The OpsLadder member tried including a summary section that read more like a cover letter, she added pages of testimonials and references from former colleagues, and she embedded her photo in every copy of her resume.

What she didn’t know: Each of those are grounds for rejection.

Either by an impatient human recruiter or an automated applicant tracking system (ATS), these formats are unacceptable. ATS software frequently dismisses long resumes and embedded images, said J.M. Auron, a certified professional resume writer who works with Ladders resume-writing services and helped Evans update her document. In addition, many human-resources professionals are instructed to reject resumes submitted with photos to avoid claims of discrimination.

“She hadn’t written a resume in 20 years,” said J.M. Auron, the resume writer who worked with Evans. “She hadn’t looked for a job in 20 years. (She) had no need to even think about writing a resume in 20 years because of an extremely stable job history.”

Auron did away with the photo, the references and the summary, and he immediately set about crafting a document that brought to life an impressive array of performance numbers throughout a long career.

Back in the hunt

Evans is looking for a job similar to the one she had before she was laid off: a senior commodity manager in the electrical, power, or oil and gas industry. “A commodity manager produces quotes, plans and spec reviews; negotiates; and strategically aligns the commodity with technical support, risk management, industry and technology trends,” she said. “Also included in this position is supplier management and reporting.”
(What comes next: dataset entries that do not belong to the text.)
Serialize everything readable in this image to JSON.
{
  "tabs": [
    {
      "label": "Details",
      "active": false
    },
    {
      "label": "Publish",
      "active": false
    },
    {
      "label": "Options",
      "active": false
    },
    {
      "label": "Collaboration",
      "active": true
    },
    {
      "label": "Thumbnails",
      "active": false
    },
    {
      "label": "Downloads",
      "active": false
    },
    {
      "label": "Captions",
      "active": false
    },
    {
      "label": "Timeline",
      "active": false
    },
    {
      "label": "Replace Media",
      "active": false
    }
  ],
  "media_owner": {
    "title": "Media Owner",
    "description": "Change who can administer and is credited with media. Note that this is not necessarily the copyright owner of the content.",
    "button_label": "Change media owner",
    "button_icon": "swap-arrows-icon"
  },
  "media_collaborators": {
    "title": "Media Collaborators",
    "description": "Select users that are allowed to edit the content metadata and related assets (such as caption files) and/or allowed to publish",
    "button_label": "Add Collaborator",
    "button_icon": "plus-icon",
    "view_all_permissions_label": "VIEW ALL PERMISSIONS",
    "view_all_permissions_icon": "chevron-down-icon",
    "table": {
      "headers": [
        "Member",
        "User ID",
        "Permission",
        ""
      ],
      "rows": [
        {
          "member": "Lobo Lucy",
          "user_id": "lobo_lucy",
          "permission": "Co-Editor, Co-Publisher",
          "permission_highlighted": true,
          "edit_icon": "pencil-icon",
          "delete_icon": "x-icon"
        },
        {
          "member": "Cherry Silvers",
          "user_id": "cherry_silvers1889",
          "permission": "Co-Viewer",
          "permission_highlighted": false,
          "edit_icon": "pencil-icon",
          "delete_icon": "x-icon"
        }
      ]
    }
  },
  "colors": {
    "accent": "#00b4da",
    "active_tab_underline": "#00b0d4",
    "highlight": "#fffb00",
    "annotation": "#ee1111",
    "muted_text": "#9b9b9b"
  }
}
Auron began using Evans’ summary statement to paint a compelling portrait of an overachiever.

“She never missed a quota in 20 years,” Auron said. “In the last 10 years, she has been between 30 percent to more than 100 percent over quota,” he added. “So writing a resume for someone like her was a piece of cake. … You just work with the numbers.”

Indeed, as one of the subsections in Evans’ updated resume noted she “dramatically exceeded targets year over year.” From 2000 through the third quarter of fiscal year 2009, Evans’ performance ranged from a low of 131 percent to a high of 203 percent of her goals.

He also dropped the long, conversational summary, which might have been confused with a cover letter.

Evans’ original resume began:

“Strategic purchasing of medium and high voltage switchgear 2.4kV to 800kV for the Strategic Industries Division, Power Systems Division and the Technical Service Division throughout the US.” 

Auron’s revised version:

“Business and product savvy professional with more than two decades of experience slashing costs, and developing long-term customer and vendor relationships. Talented technical commodity manager with in-depth, diverse technical knowledge of electrical power and distribution commodities, and application and procurement of MV/HV engineered equipment for large project jobs in the Metals, Paper, Water, Mining, Oil & Gas, International and Service Solutions industries.”

Auron’s new version emphasizes what Evans says is her greatest strength: “Exceeding goals.”